For Social Security, the decision meant that same-sex couples in 13 states and the District of Columbia whose marriages were previously not recognized by the federal government will now be able to receive benefits when their spouse retires or dies.
“The recent Supreme Court decision on Section 3 of the Defense of Marriage Act, made just over a month ago, helps to ensure that all Americans are treated fairly and equally, with the dignity and respect they deserve,” acting Social Security Commissioner Carolyn Colvin said in a statement.
President Obama has tasked the Department of Justice with coordinating the federal effort to align more than 1,000 federal laws with the court’s decision.
Though now paying benefits in some cases, the agency is still finalizing additional changes to policy and internal guidance.
“We continue to work closely with the Department of Justice,” Colvin said. “In the coming weeks and months, we will develop and implement additional policy and processing instructions.

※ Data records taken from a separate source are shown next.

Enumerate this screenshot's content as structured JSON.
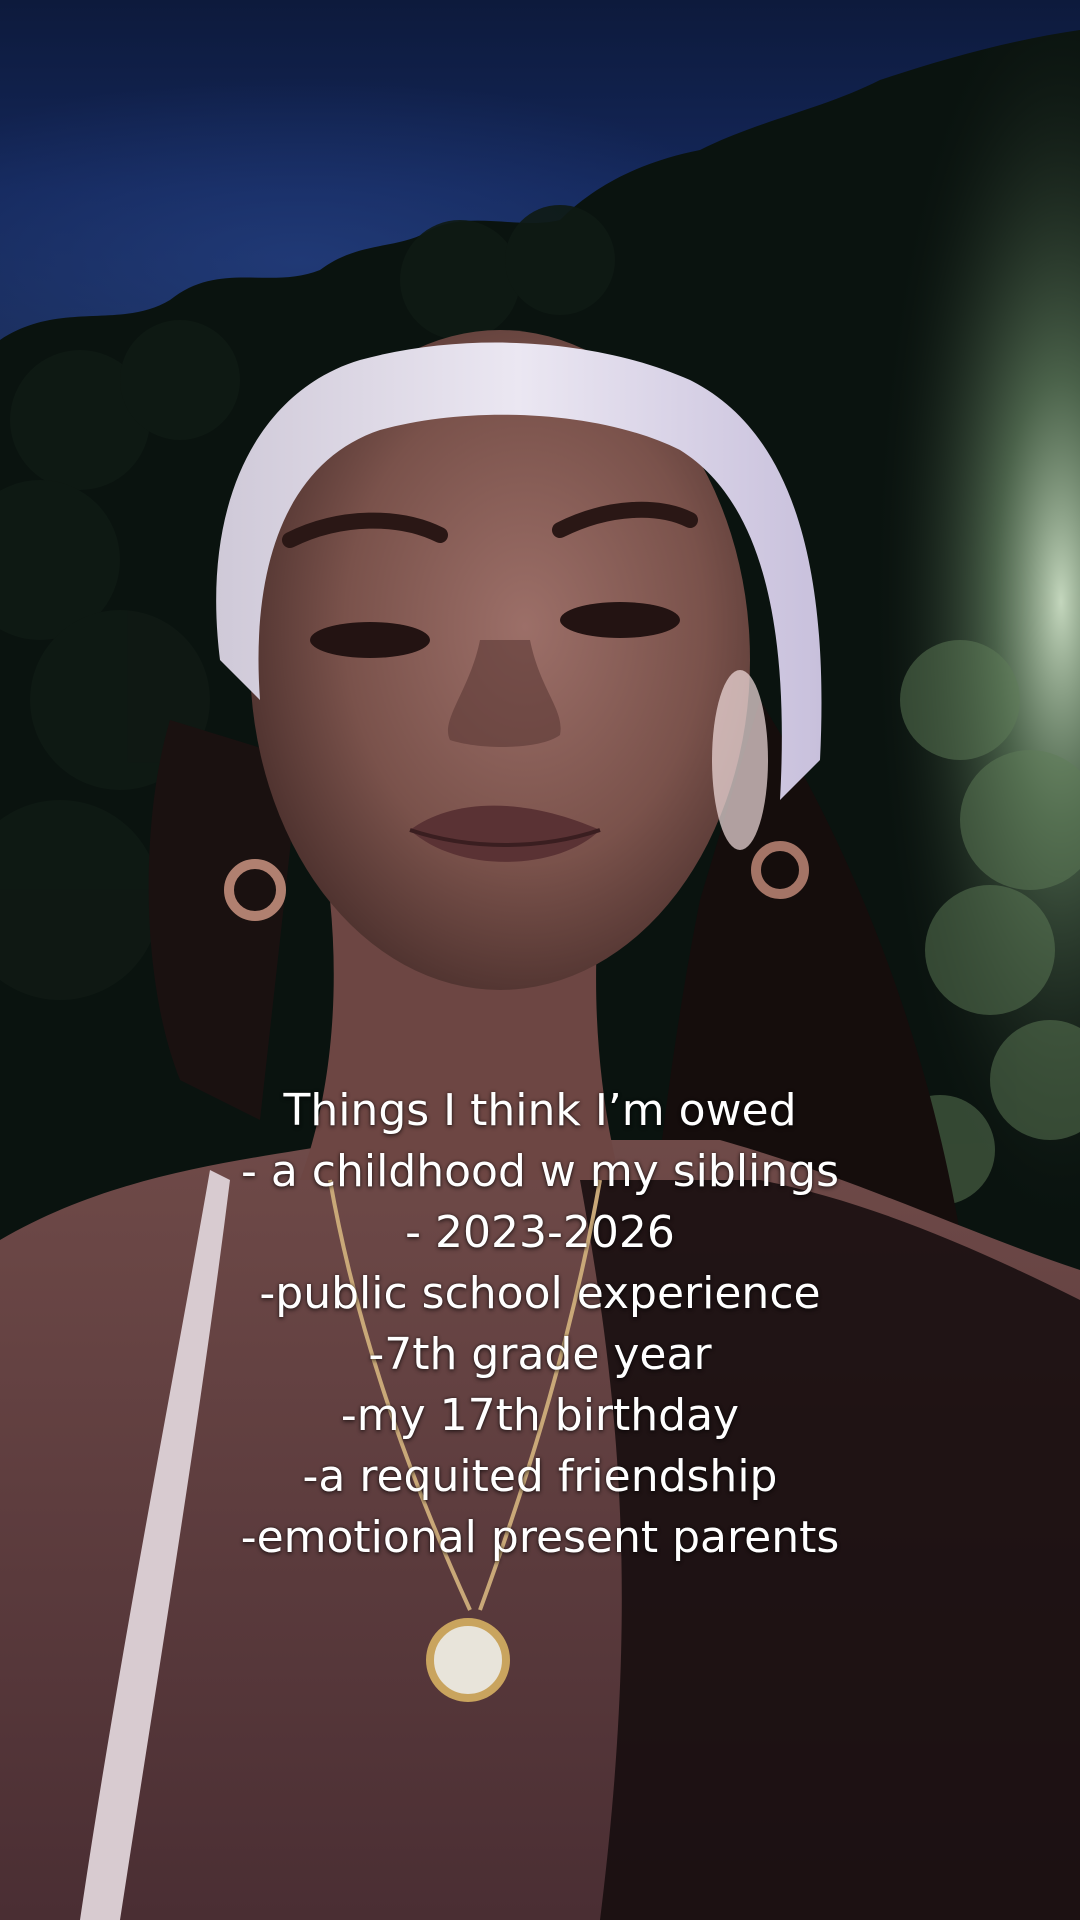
{
  "caption": {
    "lines": [
      "Things I think I’m owed",
      "- a childhood w my siblings",
      "- 2023-2026",
      "-public school experience",
      "-7th grade year",
      "-my 17th birthday",
      "-a requited friendship",
      "-emotional present parents"
    ]
  },
  "colors": {
    "sky": "#14275a",
    "foliage": "#0c140f",
    "skin": "#7a5048",
    "headband": "#d9d4e4",
    "text": "#ffffff"
  }
}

We appreciate the public’s patience as we work through the legal issues to ensure that our policy is legally sound and clear.”
The Social Security Administration first announced that it would accept benefits claims from married same-sex partners in July.